Moguldom Media to Launch Documentary-Focused Film Company (Exclusive)
Moguldom Media is expanding into the film business, The Hollywood Reporter has learned exclusively.
After seven years building a group of pop culture web sites targeting African Americans into Moguldom Media, with ad sales this year of more expected to exceed $15 million, founder and CEO Jamarlin Martin is launching Moguldom Films, with ambitious plans to produce edgy, news-driven documentaries he calls “docutainment.”
The initial plan is to complete six documentaries this year at a cost of about $200,000 each, starting with Gunland, about the impact of gun violence on the African American community in Chicago. Martin anticipates making 15 documentaries a year beginning in 2014.
Martin has tapped Barion Grant, associate producer of the 2003 documentary Tupac Resurrection, as executive vp of Moguldom Films.
While the privately-held company, which operates pop culture web sites including Bossip, Lossip, Mommynoire and Hip Hop Wired, plans to self-finance the documentaries, Martin has also launched a Kickstarter campaign to raise $25,000 toward the cost of the first documentary. As of Thursday he had $339 pledged with 39 days to go.
“That’s just a test for one specific film,” says Martin. “We believe this is an opportunity to allow our audience to have skin in the game, to be a part of the process. It’s better that we go to our audience than to Silicon Valley or JP Morgan Chase. If we can leverage our loyalty with our audience and have that authenticity behind us, we just believe that makes the product and organization stronger.”
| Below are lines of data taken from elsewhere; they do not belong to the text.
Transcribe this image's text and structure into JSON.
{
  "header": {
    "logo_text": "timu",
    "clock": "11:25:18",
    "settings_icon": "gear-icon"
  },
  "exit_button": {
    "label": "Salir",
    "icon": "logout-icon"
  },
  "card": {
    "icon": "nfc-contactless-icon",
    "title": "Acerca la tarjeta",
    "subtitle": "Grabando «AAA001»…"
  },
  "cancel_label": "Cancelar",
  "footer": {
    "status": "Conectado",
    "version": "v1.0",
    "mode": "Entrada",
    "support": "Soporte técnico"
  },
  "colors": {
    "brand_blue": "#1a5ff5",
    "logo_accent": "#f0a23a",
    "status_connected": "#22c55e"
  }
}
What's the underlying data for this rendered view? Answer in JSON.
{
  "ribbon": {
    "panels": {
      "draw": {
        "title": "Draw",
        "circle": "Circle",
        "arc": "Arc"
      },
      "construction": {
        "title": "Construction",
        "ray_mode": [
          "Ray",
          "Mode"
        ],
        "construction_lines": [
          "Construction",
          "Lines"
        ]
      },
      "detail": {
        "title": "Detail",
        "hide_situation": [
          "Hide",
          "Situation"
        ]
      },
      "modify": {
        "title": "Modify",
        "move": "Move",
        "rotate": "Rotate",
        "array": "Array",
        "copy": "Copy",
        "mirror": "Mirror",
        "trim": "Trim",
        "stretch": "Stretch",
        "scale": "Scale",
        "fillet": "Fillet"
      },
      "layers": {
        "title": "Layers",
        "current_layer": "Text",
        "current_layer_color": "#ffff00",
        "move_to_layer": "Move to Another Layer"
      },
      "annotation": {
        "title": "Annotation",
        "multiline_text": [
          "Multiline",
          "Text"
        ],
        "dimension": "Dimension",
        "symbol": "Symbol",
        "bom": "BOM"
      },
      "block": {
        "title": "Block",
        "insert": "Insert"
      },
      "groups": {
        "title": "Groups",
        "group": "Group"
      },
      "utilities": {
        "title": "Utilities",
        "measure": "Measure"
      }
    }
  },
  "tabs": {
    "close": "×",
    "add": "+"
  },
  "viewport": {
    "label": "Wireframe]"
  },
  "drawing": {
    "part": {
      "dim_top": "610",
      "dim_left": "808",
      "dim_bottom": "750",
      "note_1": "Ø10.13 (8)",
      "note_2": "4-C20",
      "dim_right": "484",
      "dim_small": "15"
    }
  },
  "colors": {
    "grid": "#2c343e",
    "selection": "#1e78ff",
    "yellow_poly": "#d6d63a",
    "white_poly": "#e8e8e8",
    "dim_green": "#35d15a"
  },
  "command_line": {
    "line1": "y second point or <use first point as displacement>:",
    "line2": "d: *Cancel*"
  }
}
Martin plans to market his documentaries on the Moguldom websites, and make them available on iTunes or other portals, before selling them to cable or pay TV or to a streaming service like Netflix, Hulu or Amazon, and then on VOD and Home Video.
Martin was a currency trader before launching his Internet businesses, and remains a believer in using research and data.
“Our audience is mostly over 30,” says Martin, “so we believe we have an educated demographic. We ran studies and surveys against our audience where essentially they’re confirming our third party research that they want to see documentaries.”
Martin began by producing short videos for the websites. “We built a team up that just focused on video,” he said. “When we think about what is the long term vision of the company, we see ourselves going directionally into the next generation smart TVs where our users will download a smart television app to watch our documentaries.”
“There are many fascinating and important stories to tell,” adds Grant, “and so many new ways to bring them to today’s audiences.”
Martin says there is not much competition in the niche he hopes to fill.
“When you look at things like documentaries,” says Martin, “you say ‘hey how many companies are investing in documentaries period’? ‘How many companies are investing in documentaries for African Americans’? So there’s not really a competitor out there.”